### Work order
The answer is every record that follows, printed exactly.
■ ■ ■ ■ ■ ■ ■
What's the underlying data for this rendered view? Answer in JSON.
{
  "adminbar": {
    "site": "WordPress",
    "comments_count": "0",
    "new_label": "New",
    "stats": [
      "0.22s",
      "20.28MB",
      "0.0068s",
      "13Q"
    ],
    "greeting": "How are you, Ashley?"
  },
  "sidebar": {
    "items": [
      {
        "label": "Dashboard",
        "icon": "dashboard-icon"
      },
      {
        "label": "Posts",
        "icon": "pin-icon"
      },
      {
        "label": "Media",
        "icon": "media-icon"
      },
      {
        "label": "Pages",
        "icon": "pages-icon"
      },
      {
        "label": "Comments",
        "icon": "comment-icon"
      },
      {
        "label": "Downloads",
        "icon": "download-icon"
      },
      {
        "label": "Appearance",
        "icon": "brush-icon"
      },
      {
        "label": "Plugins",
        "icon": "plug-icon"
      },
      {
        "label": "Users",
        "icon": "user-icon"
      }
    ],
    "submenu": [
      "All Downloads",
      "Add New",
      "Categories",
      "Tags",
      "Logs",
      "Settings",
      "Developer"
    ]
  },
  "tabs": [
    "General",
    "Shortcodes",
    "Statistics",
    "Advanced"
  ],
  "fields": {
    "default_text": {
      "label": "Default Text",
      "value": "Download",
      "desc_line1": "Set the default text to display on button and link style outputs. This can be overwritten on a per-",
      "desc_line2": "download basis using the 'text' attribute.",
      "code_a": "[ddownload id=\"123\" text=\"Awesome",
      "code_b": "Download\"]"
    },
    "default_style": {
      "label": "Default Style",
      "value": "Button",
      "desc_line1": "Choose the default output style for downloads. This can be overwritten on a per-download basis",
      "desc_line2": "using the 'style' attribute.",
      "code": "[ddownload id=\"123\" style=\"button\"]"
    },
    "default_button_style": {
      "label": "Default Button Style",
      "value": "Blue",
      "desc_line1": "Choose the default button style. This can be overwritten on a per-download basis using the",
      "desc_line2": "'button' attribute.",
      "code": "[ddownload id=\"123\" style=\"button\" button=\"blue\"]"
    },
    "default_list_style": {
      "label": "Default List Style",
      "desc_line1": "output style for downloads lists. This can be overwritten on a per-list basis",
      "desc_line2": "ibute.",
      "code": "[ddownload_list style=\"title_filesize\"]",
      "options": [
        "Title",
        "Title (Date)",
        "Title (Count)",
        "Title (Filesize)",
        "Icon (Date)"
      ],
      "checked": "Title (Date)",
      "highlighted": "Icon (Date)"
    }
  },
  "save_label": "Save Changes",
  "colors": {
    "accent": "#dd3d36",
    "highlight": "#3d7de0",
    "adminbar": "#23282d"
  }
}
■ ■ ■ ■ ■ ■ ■
### Problem solution
What's the underlying data for this rendered view? Answer in JSON.
{
  "adminbar": {
    "site": "WordPress",
    "comments_count": "0",
    "new_label": "New",
    "stats": [
      "0.22s",
      "20.28MB",
      "0.0068s",
      "13Q"
    ],
    "greeting": "How are you, Ashley?"
  },
  "sidebar": {
    "items": [
      {
        "label": "Dashboard",
        "icon": "dashboard-icon"
      },
      {
        "label": "Posts",
        "icon": "pin-icon"
      },
      {
        "label": "Media",
        "icon": "media-icon"
      },
      {
        "label": "Pages",
        "icon": "pages-icon"
      },
      {
        "label": "Comments",
        "icon": "comment-icon"
      },
      {
        "label": "Downloads",
        "icon": "download-icon"
      },
      {
        "label": "Appearance",
        "icon": "brush-icon"
      },
      {
        "label": "Plugins",
        "icon": "plug-icon"
      },
      {
        "label": "Users",
        "icon": "user-icon"
      }
    ],
    "submenu": [
      "All Downloads",
      "Add New",
      "Categories",
      "Tags",
      "Logs",
      "Settings",
      "Developer"
    ]
  },
  "tabs": [
    "General",
    "Shortcodes",
    "Statistics",
    "Advanced"
  ],
  "fields": {
    "default_text": {
      "label": "Default Text",
      "value": "Download",
      "desc_line1": "Set the default text to display on button and link style outputs. This can be overwritten on a per-",
      "desc_line2": "download basis using the 'text' attribute.",
      "code_a": "[ddownload id=\"123\" text=\"Awesome",
      "code_b": "Download\"]"
    },
    "default_style": {
      "label": "Default Style",
      "value": "Button",
      "desc_line1": "Choose the default output style for downloads. This can be overwritten on a per-download basis",
      "desc_line2": "using the 'style' attribute.",
      "code": "[ddownload id=\"123\" style=\"button\"]"
    },
    "default_button_style": {
      "label": "Default Button Style",
      "value": "Blue",
      "desc_line1": "Choose the default button style. This can be overwritten on a per-download basis using the",
      "desc_line2": "'button' attribute.",
      "code": "[ddownload id=\"123\" style=\"button\" button=\"blue\"]"
    },
    "default_list_style": {
      "label": "Default List Style",
      "desc_line1": "output style for downloads lists. This can be overwritten on a per-list basis",
      "desc_line2": "ibute.",
      "code": "[ddownload_list style=\"title_filesize\"]",
      "options": [
        "Title",
        "Title (Date)",
        "Title (Count)",
        "Title (Filesize)",
        "Icon (Date)"
      ],
      "checked": "Title (Date)",
      "highlighted": "Icon (Date)"
    }
  },
  "save_label": "Save Changes",
  "colors": {
    "accent": "#dd3d36",
    "highlight": "#3d7de0",
    "adminbar": "#23282d"
  }
}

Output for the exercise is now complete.